British luxury carmaker Jaguar surged to the top of J.D. Power and Associates' closely watched vehicle dependability study this year, tying Buick for the No. 1 spot and dethroning Lexus for the first time since the Japanese luxury brand has been a part of the survey.
Lexus, Toyota Motor's tm luxury brand, took second place in the study released Thursday, followed by Toyota's namesake brand, then Mercury, Infiniti and Acura.
"Buick and Jaguar both lead the industry in nameplate performance," said Neal Oddes, director of product research and analysis at J.D. Power. "In terms of individual model performance, Lexus and Toyota still do very, very well."
The annual study measures problems experienced by the original owners of vehicles after three years. Suzuki owners reported the most problems among the 37 brands assessed by J.D. Power.
Despite losing its crown to Jaguar and Buick, Lexus still swept top awards in four segments, while Toyota's namesake brand took five awards. General Motors' gm Buick LaCrosse was J.D. Power's top midsize car, while Ford Motor's f Lincoln brand took two awards. Chrysler, which took no segment awards last year, won top honors for its Dodge Caravan in the van segment.
Jaguar's sudden jump to the top from its No. 10 spot in 2008 was notable for a study that is fairly consistent from year to year. Oddes said the brand has made significant improvements across many areas.
"We see improvements all over the board with Jaguar," Oddes said, citing fewer reported problems with vehicle exterior, sound system and the overall driving experience. "The improvement at a nameplate level is significant."
Still, Jaguar, which Indian car giant Tata Motors bought from Ford in 2007, remains a relatively small-volume brand in the U.S. It sold just 14,000 vehicles here in 2008, while Buick sold 128,000.
Oddes said this year's study was redesigned to exclude routine fixes from a vehicle's list of problems. For example, the study no longer counts tire or windshield wiper replacements as a reportable problem. The intended result is a study that focuses on actual glitches with a vehicle, Oddes said, though it also makes it difficult to make year-over-year comparisons.
"We cleaned up the survey to really try to focus in on things that are truly broken," he said.

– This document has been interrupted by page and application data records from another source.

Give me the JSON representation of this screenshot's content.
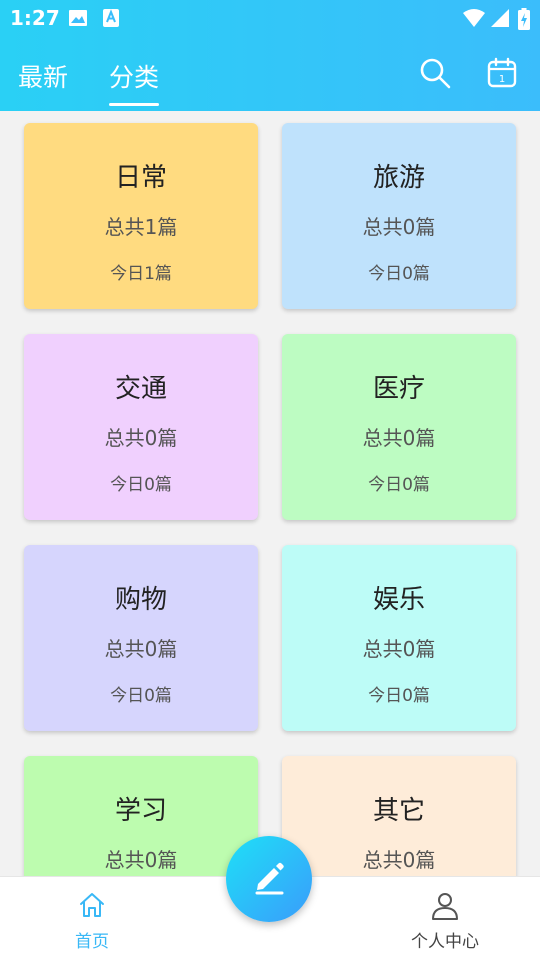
{
  "status_bar": {
    "time": "1:27"
  },
  "header": {
    "tabs": [
      {
        "label": "最新",
        "active": false
      },
      {
        "label": "分类",
        "active": true
      }
    ]
  },
  "categories": [
    {
      "title": "日常",
      "total": "总共1篇",
      "today": "今日1篇",
      "color": "#ffdb80"
    },
    {
      "title": "旅游",
      "total": "总共0篇",
      "today": "今日0篇",
      "color": "#bfe2fc"
    },
    {
      "title": "交通",
      "total": "总共0篇",
      "today": "今日0篇",
      "color": "#f0d0fe"
    },
    {
      "title": "医疗",
      "total": "总共0篇",
      "today": "今日0篇",
      "color": "#bdfcc2"
    },
    {
      "title": "购物",
      "total": "总共0篇",
      "today": "今日0篇",
      "color": "#d6d5fd"
    },
    {
      "title": "娱乐",
      "total": "总共0篇",
      "today": "今日0篇",
      "color": "#bdfcf7"
    },
    {
      "title": "学习",
      "total": "总共0篇",
      "today": "",
      "color": "#bdfcaf"
    },
    {
      "title": "其它",
      "total": "总共0篇",
      "today": "",
      "color": "#feecd9"
    }
  ],
  "bottom_nav": {
    "home": {
      "label": "首页",
      "active": true
    },
    "profile": {
      "label": "个人中心",
      "active": false
    }
  },
  "colors": {
    "accent": "#39b8f6",
    "header_start": "#2ad0f5",
    "header_end": "#3bbdfb",
    "inactive": "#555555"
  },
  "icons": {
    "status": [
      "image-icon",
      "a-notification-icon",
      "wifi-icon",
      "signal-icon",
      "battery-icon"
    ],
    "header": [
      "search-icon",
      "calendar-icon"
    ],
    "fab": "edit-pencil-icon",
    "nav": [
      "home-icon",
      "person-icon"
    ]
  }
}
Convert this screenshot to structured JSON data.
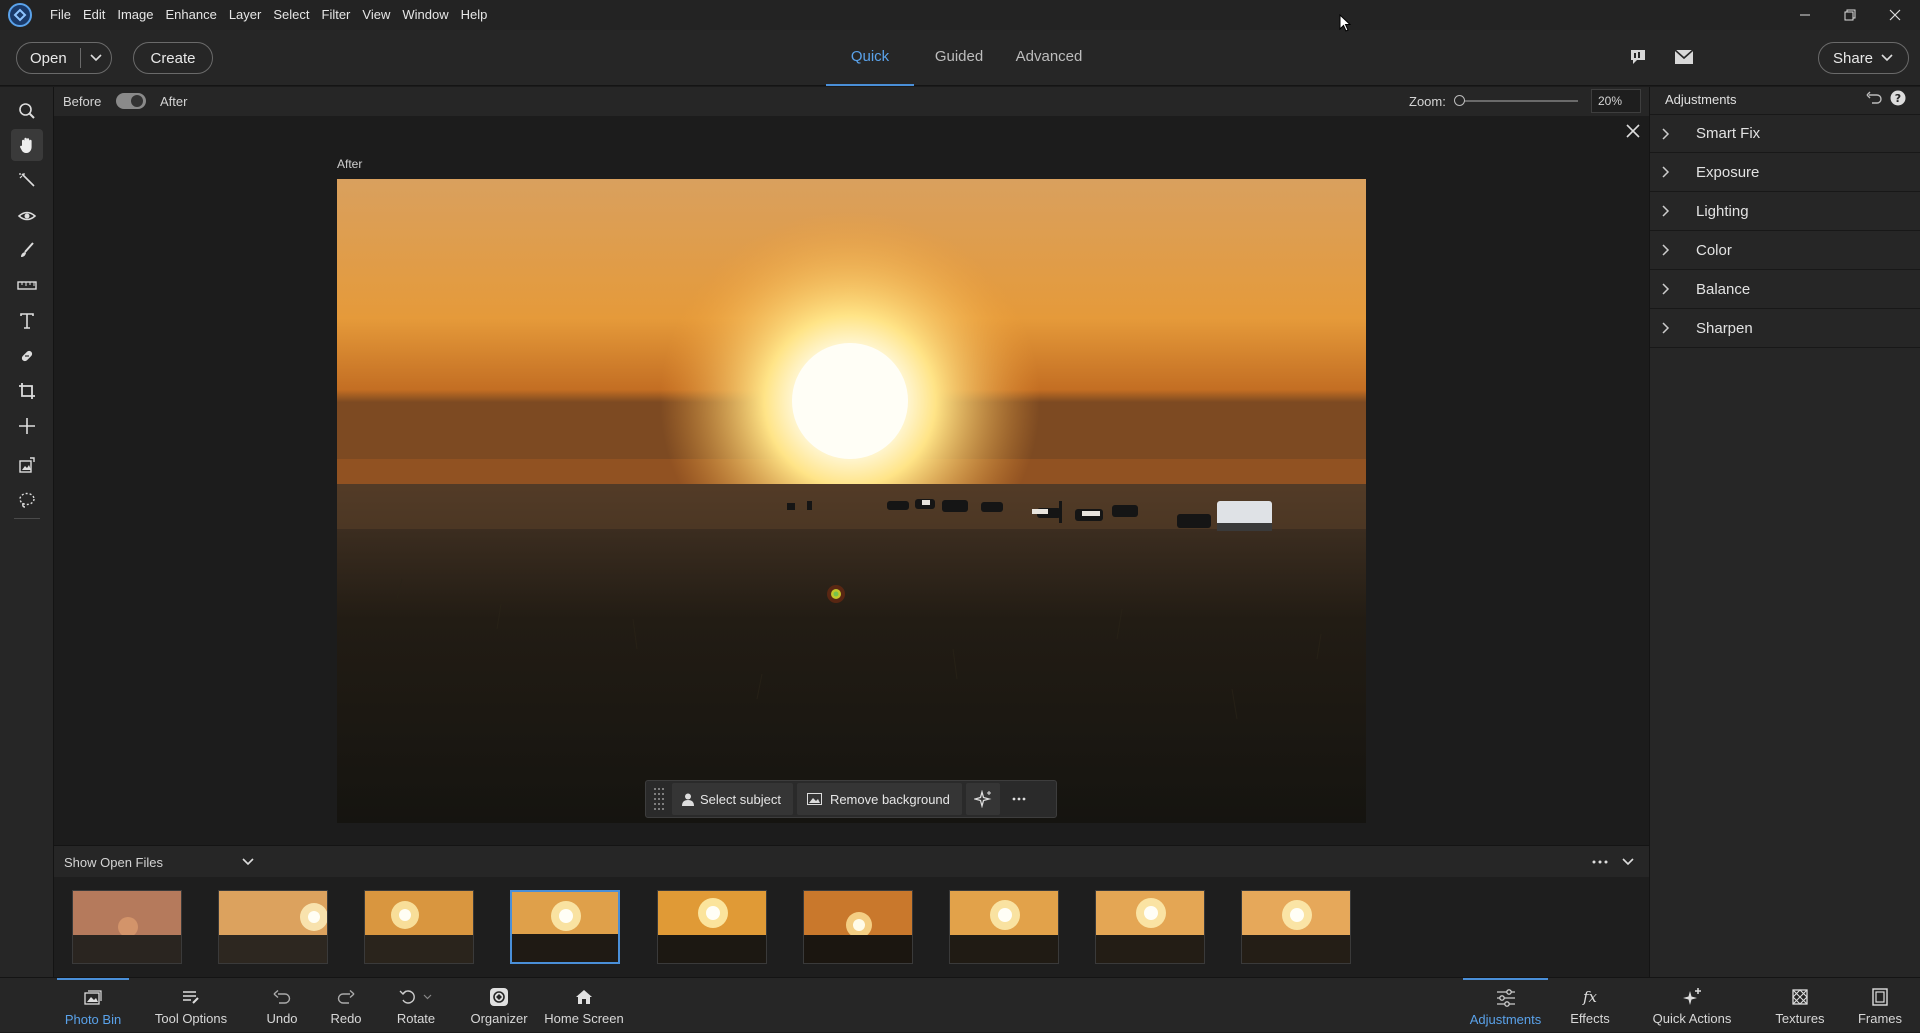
{
  "menubar": {
    "items": [
      "File",
      "Edit",
      "Image",
      "Enhance",
      "Layer",
      "Select",
      "Filter",
      "View",
      "Window",
      "Help"
    ]
  },
  "topbar": {
    "open_label": "Open",
    "create_label": "Create",
    "modes": [
      {
        "label": "Quick",
        "active": true
      },
      {
        "label": "Guided",
        "active": false
      },
      {
        "label": "Advanced",
        "active": false
      }
    ],
    "share_label": "Share"
  },
  "viewbar": {
    "before_label": "Before",
    "after_label": "After",
    "zoom_label": "Zoom:",
    "zoom_value": "20%"
  },
  "canvas": {
    "image_caption": "After"
  },
  "float_bar": {
    "select_subject": "Select subject",
    "remove_background": "Remove background"
  },
  "adjustments": {
    "title": "Adjustments",
    "sections": [
      "Smart Fix",
      "Exposure",
      "Lighting",
      "Color",
      "Balance",
      "Sharpen"
    ]
  },
  "bin": {
    "dropdown_value": "Show Open Files",
    "thumbnail_count": 9,
    "selected_index": 3
  },
  "bottombar": {
    "left": [
      "Photo Bin",
      "Tool Options",
      "Undo",
      "Redo",
      "Rotate",
      "Organizer",
      "Home Screen"
    ],
    "right": [
      "Adjustments",
      "Effects",
      "Quick Actions",
      "Textures",
      "Frames"
    ],
    "active_left": "Photo Bin",
    "active_right": "Adjustments"
  },
  "colors": {
    "accent": "#4a8fd8",
    "sky_top": "#d9a05e",
    "sun": "#fffbe8"
  },
  "icons": {
    "tools": [
      "zoom-icon",
      "hand-icon",
      "quick-selection-icon",
      "red-eye-icon",
      "whiten-teeth-icon",
      "straighten-icon",
      "type-icon",
      "spot-healing-icon",
      "crop-icon",
      "move-icon",
      "content-aware-move-icon",
      "lasso-icon"
    ]
  }
}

The industry average was 170 problems per 100 vehicles, or somewhat less than two problems per vehicle. Last year, the industry average was 206 problems per 100 vehicles, but year-over-year improvements this year are much less pronounced when accounting for the changes in the study's methodology, Oddes said.
The most frequently reported problem was wind noise, followed by brake noise, peeling paint, brake vibrations and problems with a vehicle's lights, Oddes said. The problems have been fairly consistent from year to year, he said.
J.D. Power's dependability study surveyed 46,313 original owners of 2006 model-year vehicles in October 2008. The results are watched closely by automakers and are often used in advertising. Owners' opinion of a car after three years can be a major influence on their opinion to buy that brand again.
The firm also releases an initial quality study, which measures problems in the first 90 days of ownership.